#### [TASK DIRECTIONS]
Pick out and copy every line below that has the word "Sách".
──────── DATASET EXTRACT ────────
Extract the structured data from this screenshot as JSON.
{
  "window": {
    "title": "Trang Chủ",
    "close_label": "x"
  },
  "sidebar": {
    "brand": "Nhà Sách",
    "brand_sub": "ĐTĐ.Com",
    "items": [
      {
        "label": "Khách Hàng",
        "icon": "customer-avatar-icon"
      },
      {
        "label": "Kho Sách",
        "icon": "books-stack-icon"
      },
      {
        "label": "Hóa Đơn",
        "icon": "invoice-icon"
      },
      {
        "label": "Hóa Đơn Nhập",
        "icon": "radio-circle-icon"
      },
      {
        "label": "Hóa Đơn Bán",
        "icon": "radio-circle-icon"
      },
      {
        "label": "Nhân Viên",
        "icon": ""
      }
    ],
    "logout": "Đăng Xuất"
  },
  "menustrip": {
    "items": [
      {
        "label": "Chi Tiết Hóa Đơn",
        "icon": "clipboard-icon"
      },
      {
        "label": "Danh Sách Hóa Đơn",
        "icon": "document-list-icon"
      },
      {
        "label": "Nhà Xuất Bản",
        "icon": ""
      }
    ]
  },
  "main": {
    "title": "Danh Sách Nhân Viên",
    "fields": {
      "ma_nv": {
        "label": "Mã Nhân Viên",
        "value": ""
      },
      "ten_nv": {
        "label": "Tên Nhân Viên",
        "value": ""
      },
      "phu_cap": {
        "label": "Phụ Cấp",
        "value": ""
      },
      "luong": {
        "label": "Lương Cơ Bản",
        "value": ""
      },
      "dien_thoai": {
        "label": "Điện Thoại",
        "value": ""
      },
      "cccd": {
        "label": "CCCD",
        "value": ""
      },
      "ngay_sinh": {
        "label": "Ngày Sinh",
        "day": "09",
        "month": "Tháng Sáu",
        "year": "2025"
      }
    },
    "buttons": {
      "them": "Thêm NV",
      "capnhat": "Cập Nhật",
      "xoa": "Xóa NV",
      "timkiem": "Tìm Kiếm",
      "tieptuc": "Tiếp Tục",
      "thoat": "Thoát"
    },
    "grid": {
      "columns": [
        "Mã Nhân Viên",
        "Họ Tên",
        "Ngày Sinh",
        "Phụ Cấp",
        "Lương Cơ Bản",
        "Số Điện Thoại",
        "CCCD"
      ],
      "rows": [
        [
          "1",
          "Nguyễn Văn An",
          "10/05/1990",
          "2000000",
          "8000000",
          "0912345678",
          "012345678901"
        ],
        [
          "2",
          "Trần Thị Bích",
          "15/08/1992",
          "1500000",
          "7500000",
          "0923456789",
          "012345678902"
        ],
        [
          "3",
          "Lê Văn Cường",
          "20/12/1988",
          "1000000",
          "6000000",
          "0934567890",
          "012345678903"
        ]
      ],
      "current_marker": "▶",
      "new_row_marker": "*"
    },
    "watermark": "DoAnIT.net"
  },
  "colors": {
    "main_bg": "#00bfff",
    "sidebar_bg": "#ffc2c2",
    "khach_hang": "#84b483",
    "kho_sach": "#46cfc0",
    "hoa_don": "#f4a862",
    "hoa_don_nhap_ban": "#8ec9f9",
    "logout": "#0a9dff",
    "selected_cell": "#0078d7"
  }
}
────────
#### [TASK SOLUTION]
    "brand": "Nhà Sách",
        "label": "Kho Sách",
        "label": "Danh Sách Hóa Đơn",
    "title": "Danh Sách Nhân Viên",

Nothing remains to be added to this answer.